## [What is expected]
For this listing, report how many lines contain the string "skin", using only a number.

Given data Block Start

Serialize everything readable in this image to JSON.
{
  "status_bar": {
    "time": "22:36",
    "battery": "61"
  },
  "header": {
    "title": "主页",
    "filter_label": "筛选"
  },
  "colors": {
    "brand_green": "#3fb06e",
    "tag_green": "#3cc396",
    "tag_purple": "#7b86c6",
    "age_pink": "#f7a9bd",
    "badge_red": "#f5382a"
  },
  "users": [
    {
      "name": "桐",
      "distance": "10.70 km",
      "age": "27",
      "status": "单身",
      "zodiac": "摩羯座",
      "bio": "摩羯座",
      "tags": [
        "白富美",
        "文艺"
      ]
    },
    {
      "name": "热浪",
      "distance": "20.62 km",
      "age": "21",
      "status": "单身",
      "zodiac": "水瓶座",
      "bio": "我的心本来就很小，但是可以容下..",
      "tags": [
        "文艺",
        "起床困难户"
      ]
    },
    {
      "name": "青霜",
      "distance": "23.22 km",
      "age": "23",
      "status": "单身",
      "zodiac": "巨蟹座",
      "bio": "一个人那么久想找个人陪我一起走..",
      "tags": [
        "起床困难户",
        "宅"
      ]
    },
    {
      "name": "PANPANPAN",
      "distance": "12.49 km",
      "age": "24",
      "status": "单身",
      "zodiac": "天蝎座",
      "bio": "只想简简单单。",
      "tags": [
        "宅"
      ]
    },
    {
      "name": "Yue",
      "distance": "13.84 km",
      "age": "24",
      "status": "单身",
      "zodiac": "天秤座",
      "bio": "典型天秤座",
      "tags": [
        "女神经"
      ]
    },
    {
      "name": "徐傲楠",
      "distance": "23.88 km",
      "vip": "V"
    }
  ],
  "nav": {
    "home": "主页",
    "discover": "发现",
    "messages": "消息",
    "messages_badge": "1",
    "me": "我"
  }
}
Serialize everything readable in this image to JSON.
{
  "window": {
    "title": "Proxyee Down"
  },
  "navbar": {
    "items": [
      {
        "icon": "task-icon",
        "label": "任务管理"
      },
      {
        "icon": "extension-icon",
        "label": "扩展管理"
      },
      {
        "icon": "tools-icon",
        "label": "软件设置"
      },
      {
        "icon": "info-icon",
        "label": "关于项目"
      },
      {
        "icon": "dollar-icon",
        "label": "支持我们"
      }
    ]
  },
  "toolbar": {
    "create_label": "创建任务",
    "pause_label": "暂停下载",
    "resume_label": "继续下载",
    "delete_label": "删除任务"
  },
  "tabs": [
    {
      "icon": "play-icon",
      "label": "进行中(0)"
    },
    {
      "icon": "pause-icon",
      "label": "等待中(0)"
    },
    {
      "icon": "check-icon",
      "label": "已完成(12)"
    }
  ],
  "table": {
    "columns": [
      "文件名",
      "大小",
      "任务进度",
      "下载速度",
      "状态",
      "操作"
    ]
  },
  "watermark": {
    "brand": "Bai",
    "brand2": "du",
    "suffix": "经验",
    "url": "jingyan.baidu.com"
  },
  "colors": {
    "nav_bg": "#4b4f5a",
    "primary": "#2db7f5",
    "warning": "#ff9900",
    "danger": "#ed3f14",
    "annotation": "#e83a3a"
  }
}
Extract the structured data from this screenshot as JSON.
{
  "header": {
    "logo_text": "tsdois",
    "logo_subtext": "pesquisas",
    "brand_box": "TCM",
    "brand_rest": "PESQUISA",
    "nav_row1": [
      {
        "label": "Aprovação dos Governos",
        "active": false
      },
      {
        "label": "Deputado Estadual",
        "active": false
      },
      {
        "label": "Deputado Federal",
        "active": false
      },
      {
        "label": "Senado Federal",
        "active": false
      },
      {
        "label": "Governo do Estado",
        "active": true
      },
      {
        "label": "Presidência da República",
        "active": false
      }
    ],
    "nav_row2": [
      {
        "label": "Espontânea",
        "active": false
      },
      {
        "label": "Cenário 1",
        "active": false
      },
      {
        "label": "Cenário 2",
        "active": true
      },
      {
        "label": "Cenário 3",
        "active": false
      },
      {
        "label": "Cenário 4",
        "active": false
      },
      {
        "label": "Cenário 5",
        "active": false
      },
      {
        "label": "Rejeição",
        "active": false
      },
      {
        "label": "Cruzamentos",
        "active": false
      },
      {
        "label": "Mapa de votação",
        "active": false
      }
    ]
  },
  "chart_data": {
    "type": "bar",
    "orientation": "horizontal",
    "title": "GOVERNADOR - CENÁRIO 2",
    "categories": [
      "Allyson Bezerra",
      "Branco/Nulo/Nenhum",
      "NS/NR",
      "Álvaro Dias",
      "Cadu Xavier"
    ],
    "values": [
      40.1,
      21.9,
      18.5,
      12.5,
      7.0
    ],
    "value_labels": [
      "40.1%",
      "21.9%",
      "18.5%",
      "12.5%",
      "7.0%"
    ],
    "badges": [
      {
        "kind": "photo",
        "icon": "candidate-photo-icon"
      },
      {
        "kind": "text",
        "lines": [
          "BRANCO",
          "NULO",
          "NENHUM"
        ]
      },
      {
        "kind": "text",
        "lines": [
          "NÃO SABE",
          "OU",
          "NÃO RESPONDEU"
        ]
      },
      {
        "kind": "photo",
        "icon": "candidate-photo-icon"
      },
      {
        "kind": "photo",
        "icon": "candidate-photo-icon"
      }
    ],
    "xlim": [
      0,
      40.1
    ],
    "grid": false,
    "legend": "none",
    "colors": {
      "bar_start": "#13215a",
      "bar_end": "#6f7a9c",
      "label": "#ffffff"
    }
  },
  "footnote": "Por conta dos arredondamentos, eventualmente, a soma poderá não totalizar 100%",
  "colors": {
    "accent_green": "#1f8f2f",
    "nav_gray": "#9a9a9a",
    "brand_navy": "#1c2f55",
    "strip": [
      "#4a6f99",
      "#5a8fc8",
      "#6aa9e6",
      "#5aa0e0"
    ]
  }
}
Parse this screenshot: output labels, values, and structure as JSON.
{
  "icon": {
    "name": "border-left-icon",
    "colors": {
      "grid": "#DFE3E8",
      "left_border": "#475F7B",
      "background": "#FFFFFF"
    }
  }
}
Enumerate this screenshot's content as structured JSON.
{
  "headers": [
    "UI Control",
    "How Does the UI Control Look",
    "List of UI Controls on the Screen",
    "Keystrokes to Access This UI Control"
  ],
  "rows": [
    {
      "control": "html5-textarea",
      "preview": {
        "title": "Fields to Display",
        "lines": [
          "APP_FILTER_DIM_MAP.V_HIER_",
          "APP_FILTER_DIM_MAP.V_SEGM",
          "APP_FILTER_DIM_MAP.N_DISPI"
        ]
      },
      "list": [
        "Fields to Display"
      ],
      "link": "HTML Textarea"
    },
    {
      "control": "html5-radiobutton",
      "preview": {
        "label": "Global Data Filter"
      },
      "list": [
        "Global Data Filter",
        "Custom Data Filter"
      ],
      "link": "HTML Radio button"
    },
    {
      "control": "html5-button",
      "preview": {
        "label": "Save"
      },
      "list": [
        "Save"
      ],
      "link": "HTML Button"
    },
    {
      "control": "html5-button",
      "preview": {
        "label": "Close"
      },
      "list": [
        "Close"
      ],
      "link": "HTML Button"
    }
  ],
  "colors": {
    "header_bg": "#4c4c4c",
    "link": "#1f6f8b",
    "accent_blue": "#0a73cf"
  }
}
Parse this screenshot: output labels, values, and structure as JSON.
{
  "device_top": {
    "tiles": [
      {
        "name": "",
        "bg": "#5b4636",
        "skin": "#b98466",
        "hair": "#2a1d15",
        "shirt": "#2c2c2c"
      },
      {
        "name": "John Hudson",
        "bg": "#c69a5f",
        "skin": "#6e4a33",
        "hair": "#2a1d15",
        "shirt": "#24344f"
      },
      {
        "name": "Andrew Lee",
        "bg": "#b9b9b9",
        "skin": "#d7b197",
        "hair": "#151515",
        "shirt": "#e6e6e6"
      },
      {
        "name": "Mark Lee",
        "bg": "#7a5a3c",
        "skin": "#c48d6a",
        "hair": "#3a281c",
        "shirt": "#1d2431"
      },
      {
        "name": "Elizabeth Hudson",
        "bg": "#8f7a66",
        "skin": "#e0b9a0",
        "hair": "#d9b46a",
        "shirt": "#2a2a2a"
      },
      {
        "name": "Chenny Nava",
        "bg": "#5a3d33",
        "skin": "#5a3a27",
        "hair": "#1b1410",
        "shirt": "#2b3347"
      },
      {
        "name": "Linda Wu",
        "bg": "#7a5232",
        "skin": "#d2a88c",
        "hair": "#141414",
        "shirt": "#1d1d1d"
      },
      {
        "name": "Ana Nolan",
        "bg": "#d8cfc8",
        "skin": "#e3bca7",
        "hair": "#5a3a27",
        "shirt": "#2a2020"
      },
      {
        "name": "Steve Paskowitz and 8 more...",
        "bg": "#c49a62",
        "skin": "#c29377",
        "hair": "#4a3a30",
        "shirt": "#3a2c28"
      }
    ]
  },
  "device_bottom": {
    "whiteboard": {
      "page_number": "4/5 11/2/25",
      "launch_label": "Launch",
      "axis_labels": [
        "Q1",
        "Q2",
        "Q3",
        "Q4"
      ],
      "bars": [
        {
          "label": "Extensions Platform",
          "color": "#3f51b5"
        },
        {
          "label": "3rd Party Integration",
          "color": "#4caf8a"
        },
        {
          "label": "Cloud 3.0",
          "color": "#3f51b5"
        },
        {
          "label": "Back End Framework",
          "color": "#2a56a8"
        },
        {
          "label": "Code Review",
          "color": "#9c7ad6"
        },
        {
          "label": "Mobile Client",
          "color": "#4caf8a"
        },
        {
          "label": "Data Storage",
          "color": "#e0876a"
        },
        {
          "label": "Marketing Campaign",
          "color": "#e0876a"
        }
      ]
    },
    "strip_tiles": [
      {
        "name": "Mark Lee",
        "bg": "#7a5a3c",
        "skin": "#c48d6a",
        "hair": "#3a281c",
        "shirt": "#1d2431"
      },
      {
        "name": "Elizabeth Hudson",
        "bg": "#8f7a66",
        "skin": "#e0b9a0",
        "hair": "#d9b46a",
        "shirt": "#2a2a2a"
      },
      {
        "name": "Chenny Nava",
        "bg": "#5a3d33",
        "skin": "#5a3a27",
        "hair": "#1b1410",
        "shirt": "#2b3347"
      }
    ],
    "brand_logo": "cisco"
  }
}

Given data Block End

## [Exercise result]
12